When average loan amounts were much lower, it took a much bigger drop in rates to achieve tangible savings. Today, even small rate differences can make a big impact. The best way to determine value is to simply divide your costs by your savings. This provides a "break-even" period, and if you know you'll be using your loan past this point, the rest is pure benefit.
"I haven't yet reached the break-even point from my last refi."
That may be okay. Refinancing again will require additional investment, but it could get you to an overall break-even point—and greater savings—more quickly.
"I don't want to add years back to my loan."
The new loan term created when you refinance is only on paper. You determine the actual length of the loan by how much you pay. If lowering your interest rate saves you $100 per month, add that money to your new payment. You will reduce your balance more quickly and reach free and clear ownership faster than you would by keeping your current loan.
"It's too expensive."
I'd rather save my money. Refinancing is all about saving money! The historically low interest rates that make refinancing such a good deal right now also make “saving" your money in the bank a lousy one. Banks are paying just fractions of a percent to hold your cash, but investing in a refinance could save you hundreds of dollars per month for a far greater yield on your cash.
Refinancing can have other benefits, too.
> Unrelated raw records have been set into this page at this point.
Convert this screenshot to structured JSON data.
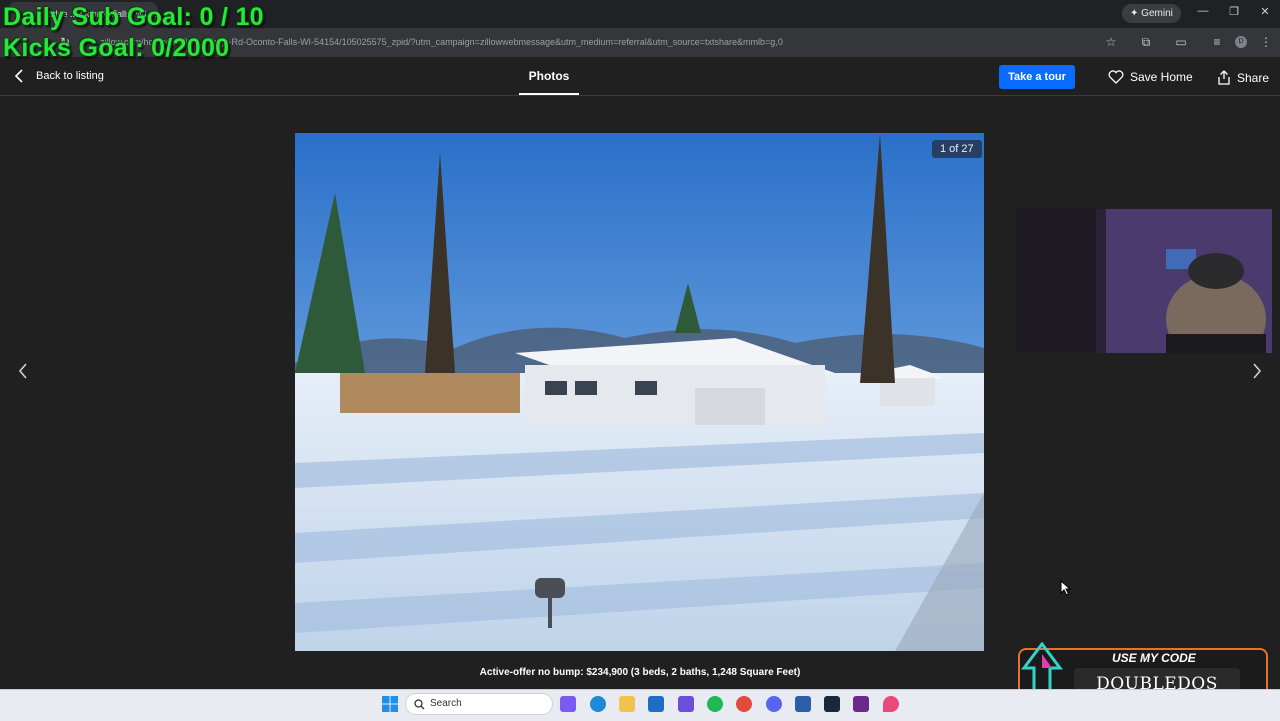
{
  "browser": {
    "tab_title": "Ridge ... Oconto Falls, WI ...",
    "url": "zillow.com/homedetails/...-Ridge-Rd-Oconto-Falls-WI-54154/105025575_zpid/?utm_campaign=zillowwebmessage&utm_medium=referral&utm_source=txtshare&mmlb=g,0",
    "gemini_label": "Gemini",
    "profile_initial": "D"
  },
  "overlay": {
    "sub_goal": "Daily Sub Goal: 0 / 10",
    "kicks_goal": "Kicks Goal: 0/2000"
  },
  "header": {
    "back_label": "Back to listing",
    "photos_tab": "Photos",
    "tour_button": "Take a tour",
    "save_home": "Save Home",
    "share": "Share"
  },
  "gallery": {
    "counter": "1 of 27",
    "caption": "Active-offer no bump: $234,900 (3 beds, 2 baths, 1,248 Square Feet)"
  },
  "promo": {
    "heading": "USE MY CODE",
    "code": "DOUBLEDOS"
  },
  "taskbar": {
    "search_placeholder": "Search"
  },
  "colors": {
    "page_bg": "#202020",
    "accent_blue": "#0a6cff",
    "overlay_green": "#27e83a",
    "promo_orange": "#e8722a"
  }
}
A lower rate may mean not only a smaller payment but more paid toward principal each month, too. You may be able to free up cash for renovating your home, financing a college education, purchasing a vacation home or investing in property without adding to your monthly expenditures.